Education is crucial for the structural integration of migrants and their descendants. While there are numerous findings on the extent and explanation of migration-related inequalities at low and middle educational thresholds, there are only a few studies on the situation of students with a migration background, although they now make up about one fifth of the student body in Germany.



First, the project aimed to generate scientific findings on migrants' access to higher education based on its own secondary data analyses. Using data from the National Educational Panel Study (NEPS), social inequalities were to be quantified in a comparable way and, in a second step, explained with a view to underlying mechanisms of formation.

Second, further research gaps that cannot be addressed within the framework of the project should be identified and systematized in order to initialize a follow-up project on migration-related inequalities in the higher education system.



Data from the NEPS (Starting Cohort 4) were used for the analyses (H.-P. Blossfeld & Roßbach, 2019). Within Starting Cohort 4, a subsample of school leavers with a university entrance qualification can be identified and tracked over a longer period of time. The data from Starting Cohort 4 are particularly well suited for the analysis of this question because, on the one hand, different immigrant groups can be identified with the data (Olczyk et al., 2016). On the other hand, the data contain a number of indicators that can be used to operationalize educational goals (idealistic aspirations and realistic expectations) as well as migration-related explanations of elevated educational goals (immigrant optimism, relative status preservation, anticipated discrimination, and information deficits).

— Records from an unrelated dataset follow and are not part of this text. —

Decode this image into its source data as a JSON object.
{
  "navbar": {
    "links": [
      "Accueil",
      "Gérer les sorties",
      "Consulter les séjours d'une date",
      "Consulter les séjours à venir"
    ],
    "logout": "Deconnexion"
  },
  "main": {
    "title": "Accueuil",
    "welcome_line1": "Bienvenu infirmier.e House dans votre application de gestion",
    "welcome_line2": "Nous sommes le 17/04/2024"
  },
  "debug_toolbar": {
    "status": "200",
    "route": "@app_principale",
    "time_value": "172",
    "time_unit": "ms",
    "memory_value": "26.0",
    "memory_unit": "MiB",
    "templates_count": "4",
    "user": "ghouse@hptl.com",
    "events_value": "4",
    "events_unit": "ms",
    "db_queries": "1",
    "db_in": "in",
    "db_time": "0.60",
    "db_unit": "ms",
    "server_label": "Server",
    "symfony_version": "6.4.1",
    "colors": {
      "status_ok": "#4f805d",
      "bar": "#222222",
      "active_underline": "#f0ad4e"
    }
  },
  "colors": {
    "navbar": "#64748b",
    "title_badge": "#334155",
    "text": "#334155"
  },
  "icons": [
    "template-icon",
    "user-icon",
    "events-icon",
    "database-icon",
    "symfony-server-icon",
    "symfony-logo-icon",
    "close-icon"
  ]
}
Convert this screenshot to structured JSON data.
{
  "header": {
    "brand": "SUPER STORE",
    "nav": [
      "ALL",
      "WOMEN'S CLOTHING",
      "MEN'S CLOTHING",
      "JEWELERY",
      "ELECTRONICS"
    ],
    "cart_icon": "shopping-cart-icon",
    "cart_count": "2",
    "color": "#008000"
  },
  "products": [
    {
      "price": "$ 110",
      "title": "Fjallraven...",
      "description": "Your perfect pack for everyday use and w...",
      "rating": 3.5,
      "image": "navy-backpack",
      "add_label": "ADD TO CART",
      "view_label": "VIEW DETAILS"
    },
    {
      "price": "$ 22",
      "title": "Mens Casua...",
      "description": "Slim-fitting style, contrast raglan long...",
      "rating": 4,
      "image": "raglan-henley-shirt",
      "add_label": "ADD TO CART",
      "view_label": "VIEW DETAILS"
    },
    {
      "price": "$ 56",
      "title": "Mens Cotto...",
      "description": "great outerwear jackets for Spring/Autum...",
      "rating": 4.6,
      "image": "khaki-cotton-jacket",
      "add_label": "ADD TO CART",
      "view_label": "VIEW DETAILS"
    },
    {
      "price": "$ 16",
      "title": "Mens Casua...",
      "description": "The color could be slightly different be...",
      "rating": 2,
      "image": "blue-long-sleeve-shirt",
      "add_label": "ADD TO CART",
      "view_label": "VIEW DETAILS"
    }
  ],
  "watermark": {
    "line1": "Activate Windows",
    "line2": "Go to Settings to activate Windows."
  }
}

In a first step, previous work on secondary effects of migration background was replicated. For this purpose, nonlinear regression models were estimated taking into account social origin (education and socioeconomic status of parents) and primary effects (grade of HZB, type of HZB). Different operationalizations of the dependent variable (with and without a third category: "no transition to postsecondary education") and migration background (country of origin, generation, and combinations of both indicators) were tested to determine more precisely for which contrasts of education alternatives and for which migrant groups secondary effects exist.

In a second step, we examined the extent to which the positive secondary effects of migration background can be attributed to increased educational goals (educational aspirations and expectations) or to specific migration-related mechanisms (e.g., immigrant optimism). To this end, further nonlinear regression models and decomposition analyses (Kohler et al., 2011) were used.


Project profile




Neumeyer, S., & Pietrzyk, I. (2023). Done with a degree? Immigration-specific disparities among holders of bachelor’s degrees in the transition to graduate studies in Germany. Frontiers in Sociology, 8, Article 1204164.